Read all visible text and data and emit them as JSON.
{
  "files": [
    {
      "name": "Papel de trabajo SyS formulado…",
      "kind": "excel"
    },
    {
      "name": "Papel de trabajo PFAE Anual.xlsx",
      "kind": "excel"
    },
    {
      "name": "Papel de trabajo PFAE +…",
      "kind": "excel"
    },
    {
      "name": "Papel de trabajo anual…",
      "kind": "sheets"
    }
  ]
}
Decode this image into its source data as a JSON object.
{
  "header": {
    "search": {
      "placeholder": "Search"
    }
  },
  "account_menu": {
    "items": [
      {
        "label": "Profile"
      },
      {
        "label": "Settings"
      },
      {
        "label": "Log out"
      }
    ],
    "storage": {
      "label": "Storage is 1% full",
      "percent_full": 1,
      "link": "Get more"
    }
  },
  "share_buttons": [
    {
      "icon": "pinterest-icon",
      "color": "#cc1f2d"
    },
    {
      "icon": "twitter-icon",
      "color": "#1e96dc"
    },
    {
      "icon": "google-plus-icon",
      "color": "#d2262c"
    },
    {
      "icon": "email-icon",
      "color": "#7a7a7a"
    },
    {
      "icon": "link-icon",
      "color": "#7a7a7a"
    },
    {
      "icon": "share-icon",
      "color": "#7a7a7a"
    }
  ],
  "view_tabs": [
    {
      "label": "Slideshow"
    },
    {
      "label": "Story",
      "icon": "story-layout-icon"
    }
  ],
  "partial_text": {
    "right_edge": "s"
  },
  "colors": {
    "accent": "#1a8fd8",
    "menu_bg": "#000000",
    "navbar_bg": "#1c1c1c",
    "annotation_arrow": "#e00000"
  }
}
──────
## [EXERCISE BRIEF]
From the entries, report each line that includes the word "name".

## [SOLUTION FOR THIS EXERCISE]
      "name": "Papel de trabajo SyS formulado…",
      "name": "Papel de trabajo PFAE Anual.xlsx",
      "name": "Papel de trabajo PFAE +…",
      "name": "Papel de trabajo anual…",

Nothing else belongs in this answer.